- What am I excited about in my financial future? Example: I am looking forward to paying off my mortgage and renting out my apartment for retirement income.
- What are my worries about the future? Getting these down gets them out of your head and maybe you’ll realize they are minor concerns, or maybe they are things you can plan for now. Example: How will I pay for health insurance?
The more you journal, the more you can learn about what your desires, needs, and wants. The more you journal, the more you’ll begin to paint a picture of your financial future. Don’t worry about having all the answers now, because yes — things can change. If you’re spending a little bit of time thinking about this, you’ll be far ahead of most investors.
I use a little journal from Scoutbooks that slips into my file folder that I review and update when I sit down and do my year in review. It’s small, which means the pages fill up quickly, which makes me feel accomplished when I use it.
Adjust Your Habits to Align with Your Desired Future
Remember when we talked about the habits that will make you rich? The reason I bring up habits is because the decisions you make now can have a big affect on your future. For example, there are a variety of calculators that clearly illustrate the power of compounding money. You can invest a few thousand dollars now and end up with tens of thousands of dollars in retirement. The opposite is true too; if you are carrying credit card debt with high interest rates, a few hundred dollars now can add up to several thousand dollars later if you don’t pay off those debts.
I’m not asking you to stop drinking lattes or buying organic food. I’m asking you to look at your current habits and see where you could make easy changes to smooth your path toward that financial future you’re now envisioning. I’m also asking you to reality-check your assumption that your retirement funds are on track. Have you checked how you current savings rate will impact your retirement funds?
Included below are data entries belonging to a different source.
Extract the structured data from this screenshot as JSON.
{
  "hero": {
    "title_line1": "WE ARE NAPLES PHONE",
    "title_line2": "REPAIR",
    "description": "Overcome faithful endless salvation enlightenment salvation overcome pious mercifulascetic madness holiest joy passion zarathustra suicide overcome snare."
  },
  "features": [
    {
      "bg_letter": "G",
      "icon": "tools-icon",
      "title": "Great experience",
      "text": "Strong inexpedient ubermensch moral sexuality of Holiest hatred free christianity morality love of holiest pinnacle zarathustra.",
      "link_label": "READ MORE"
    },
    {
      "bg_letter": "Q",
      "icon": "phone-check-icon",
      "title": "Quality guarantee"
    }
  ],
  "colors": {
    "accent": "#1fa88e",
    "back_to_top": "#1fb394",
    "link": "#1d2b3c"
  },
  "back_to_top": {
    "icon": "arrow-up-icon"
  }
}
How do you feel about those numbers? In my case, this quick reality check reminded me how much compounding can impact me, and keeps me motivated to always make sure I contribute the maximum to my IRA. Being a freelancer, it’s easy for me to want to skip it, and some months I do, but every year when I do my taxes I try to make sure I’ve upped my contribution if I can — I always ask my accountant to check-in with me to keep me accountable. This step is all about recognizing where your current spending habits are putting you in your wealth goals and adjusting your regular contributions so you are maximizing the chances for your money to compound and grow over the coming decades.
Schedule an Annual Checkup
It’s not a good idea to obsess over your long-term investments. You should, however, schedule an annual checkup with yourself to see how your investments are doing and what needs to change. I personally do this as part of my year-end activities, mostly because it’s a quiet period at work, but also it seems everyone else is working on planning so I don’t feel so alone in my efforts.
An additional bonus is that having an annual checkup helps you avoid irrational, rash decision making.
Here are some of the questions I look at when I do my annual long-term retirement check-in:
- Has something changed in my lifestyle or financial outlook that affects my long-term financial future?
- Am I taking full advantage of my current investment vehicles (e.g. 401k match, IRA annual contribution)?
- Are there tax-reducing opportunities I am missing out on?
- Do I understand the performance of my current investments in the past year? Based on the performance, do I need to make changes? (Research and/or talking to an advisor might be helpful on this one — try reviewing the Ultimate Retiring Savings Guide to start!)
Put this checkup on your calendar right now. Plan for 2-3 hours, put on a kettle of tea, a nice snack, and settle in for a bit of future-forward thinking.
What tools and practices do you use to plan for your financial future?
About the Author: Andy Hayes is a freelance writer, published author, and avid tea drinker. He blogs about lifestyle topics at StocksForTheWeek.com, Plum Deluxe, and other sites.